14 Works of Poetry That Will Move You

A reading list that includes Nikki Giovanni, Lucille Clifton, Morgan Parker, and more

Photo: Marisa9/Getty Images

“P“Poetry is a matter of life, not just a matter of language,” poet Lucille Clifton once said. In celebration of National Poetry Month, the editors of ZORA are highlighting poetic masterworks by Black women from the ZORA Canon that are contemplative, spirit-shifting, and healing. These books below prove that the power of poetry isn’t solely in the words. The power also lies in how it moves you.

Maud Martha

by Gwendolyn Brooks (1953)

Gwendolyn Brooks’ only novel, Maud Martha is a prose poem coming-of-age story about a girl growing up in the Black neighborhoods of Chicago.

Selected Poems

by Gwendolyn Brooks (1963)

A fine poetry collection in which Gwendolyn Brooks injects the English language with as much Blackness as possible. She undermines expectations “poem after poem,” says Pulitzer prize-winning critic and professor Margo Jefferson.

The Black Woman: An Anthology

by Toni Cade Bambara (1970)

A delightful anthology of poetry, short stories, and essays that “set the agenda for women’s roles in the Black liberation struggles of the early 1970s,” says Malaika Adero, a former vice president and senior editor for Atria Books at Simon & Schuster.

We a BaddDDD People

by Sonia Sanchez (1970)

A poetry collection that rejects literary convention, We a BadddDDD People “challenges Black people to stand up to the enemy within as well as without,” Adero says.

For Colored Girls Who Have Considered Suicide When the Rainbow Is Enuf

by Ntozake Shange (1976)

The story of seven women, all assigned a particular color, who navigate an oppressive society. “As poems on the page and choreopoetry on the stage, they’re achingly lyric and alive, with ceaseless rhythmic and harmonic variety,” Jefferson says.

I’ve Been a Woman: New and Selected Poems

by Sonia Sanchez (1978)

Political, sexual, and thoroughly human, this is a poetry collection for the ages.

Blacks

by Gwendolyn Brooks (1987)

A comprehensive collection of all — yes, all — of the prolific and critically acclaimed poet’s writings over a span of 30 years.

The Selected Poems of Nikki Giovanni: 1968–1995

(1996)

A compilation of Nikki Giovanni’s poetry that spans more than half a century. “Giovanni’s work challenges what we think we know of the world, how we see the world, and how we understand ourselves,” says author and English professor Jesmyn Ward.

Directed by Desire: The Collected Poems of June Jordan

edited by Jan Heller Levi and Sara Miles (2005)

A collection of June Jordan’s poems that covers 10 volumes of her words, as well as 70 pieces written while she was dying from breast cancer.

Native Guard

by Natasha Trethewey (2006)
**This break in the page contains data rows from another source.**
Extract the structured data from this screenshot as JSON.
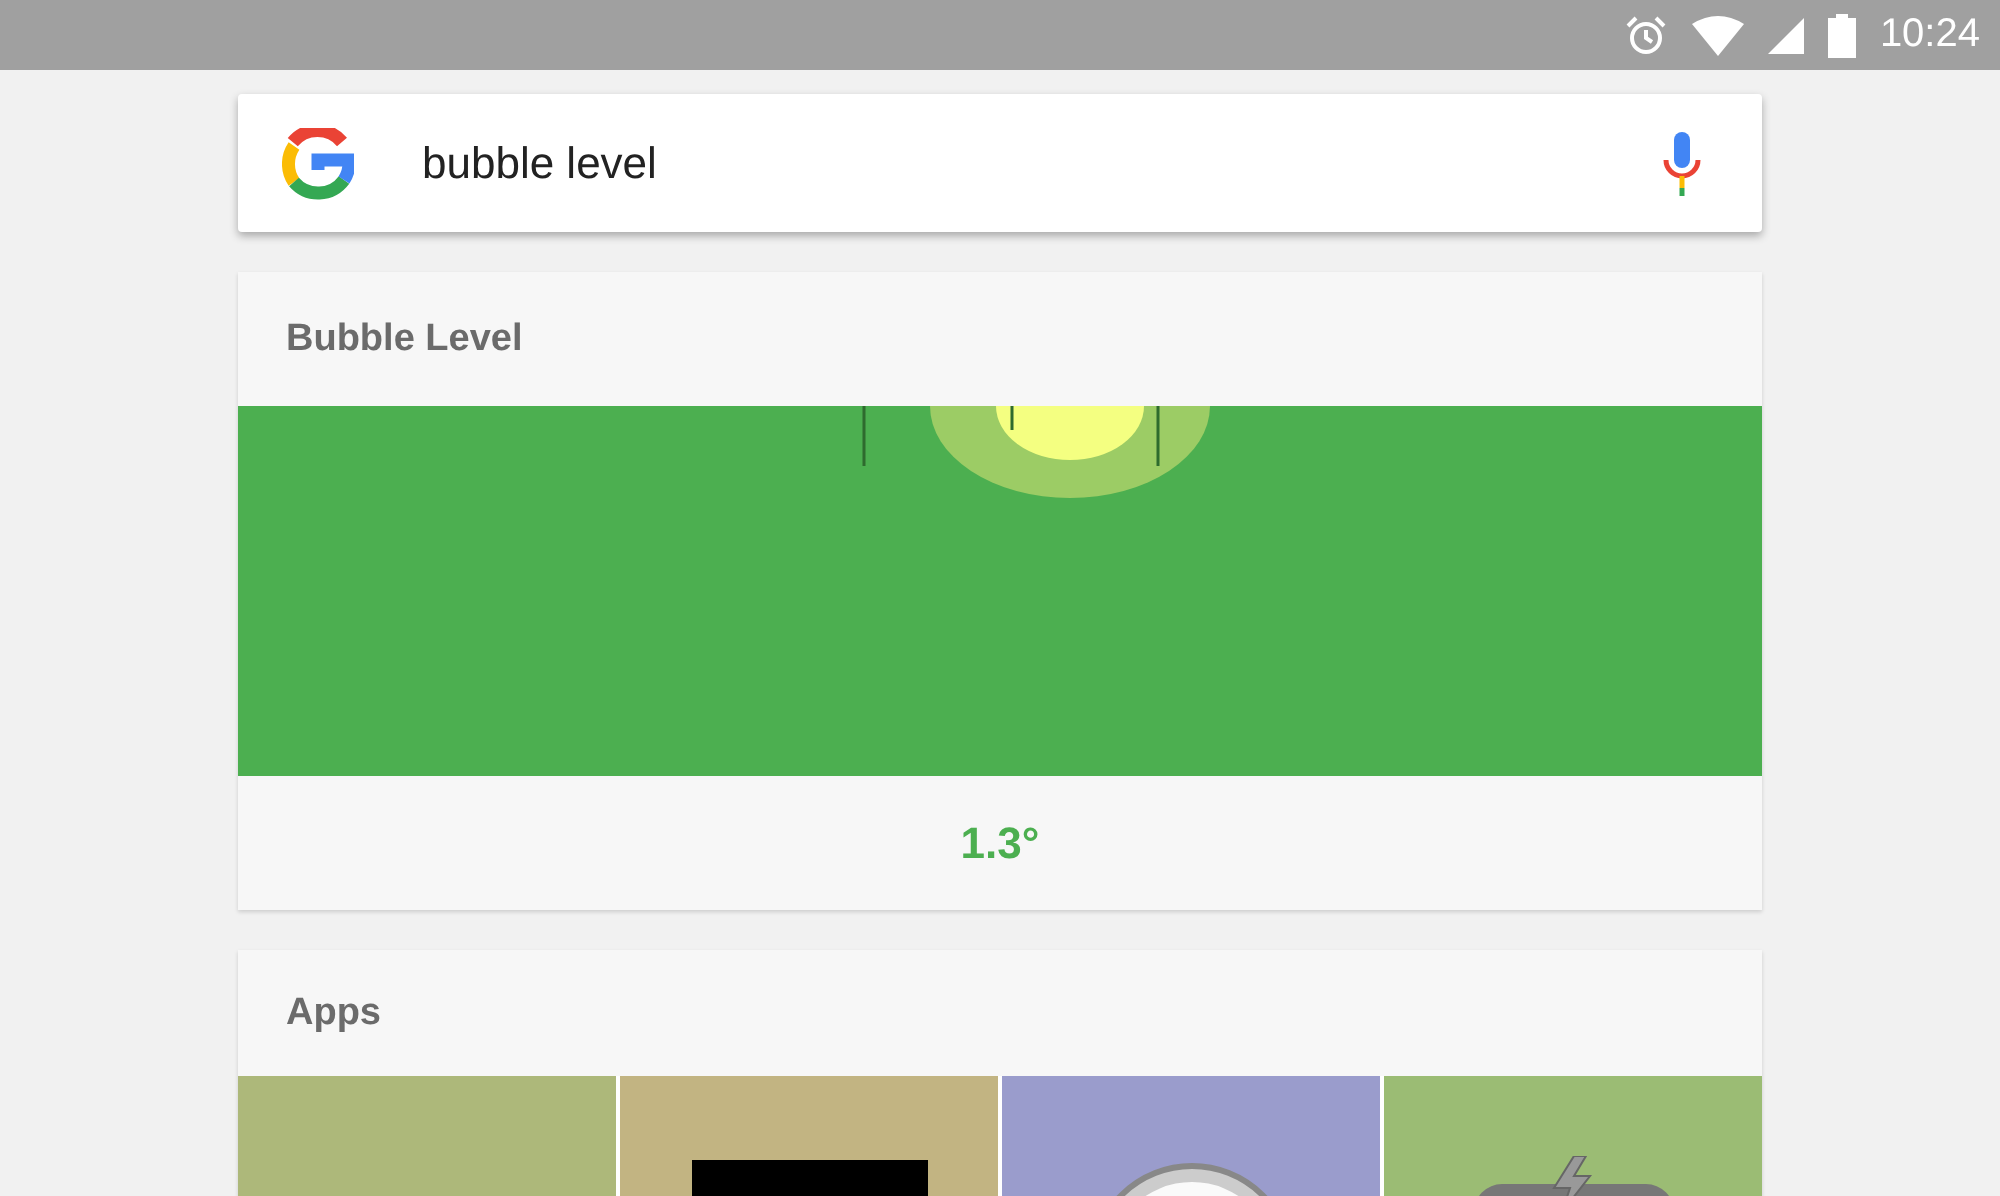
{
  "status_bar": {
    "time": "10:24"
  },
  "search": {
    "query": "bubble level"
  },
  "level_card": {
    "title": "Bubble Level",
    "reading": "1.3°"
  },
  "apps_card": {
    "title": "Apps",
    "tiles": [
      {
        "color": "#adb87a",
        "kind": "plain"
      },
      {
        "color": "#c2b482",
        "kind": "screen"
      },
      {
        "color": "#9a9ccc",
        "kind": "gauge"
      },
      {
        "color": "#9bbc74",
        "kind": "battery"
      }
    ]
  }
}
Natasha Tretheway’s Pulitzer prize-winning poetry collection pays homage to Black soldiers who sacrificed their lives during the Civil War. Fellow Mississippian Ward says, “Tretheway breaks the reader’s heart with every line. Each poem has such artistry, such intention, such surprise, and focus.”

Blood Dazzler

by Patricia Smith (2008)

A poetry collection that gives voice to the survivors, both real and imagined, of Hurricane Katrina: politicians, nursing home residents, and families seeking refuge at the Superdome.

The Collected Poems of Lucille Clifton

edited by Kevin Young and Michael S. Glaser (2012)

Lucille Clifton is a writer who “constantly subverts the reader’s ideas of what language is capable of,” Ward says. This collection is a combination of 11 volumes of her work, as well as more than 50 never-before-published poems.

Brown Girl Dreaming

by Jacqueline Woodson (2014)

This series of poems chronicles Woodson’s experiences in South Carolina and New York in the 1960s and ’70s under Jim Crow and with the civil rights movement.

Magical Negro

by Morgan Parker (2019)

A poetry collection from the prolific writer that praises, upends, and defies expectations of Black womanhood.

Get the Medium app

A button that says 'Download on the App Store', and if clicked it will lead you to the iOS App store
A button that says 'Get it on, Google Play', and if clicked it will lead you to the Google Play store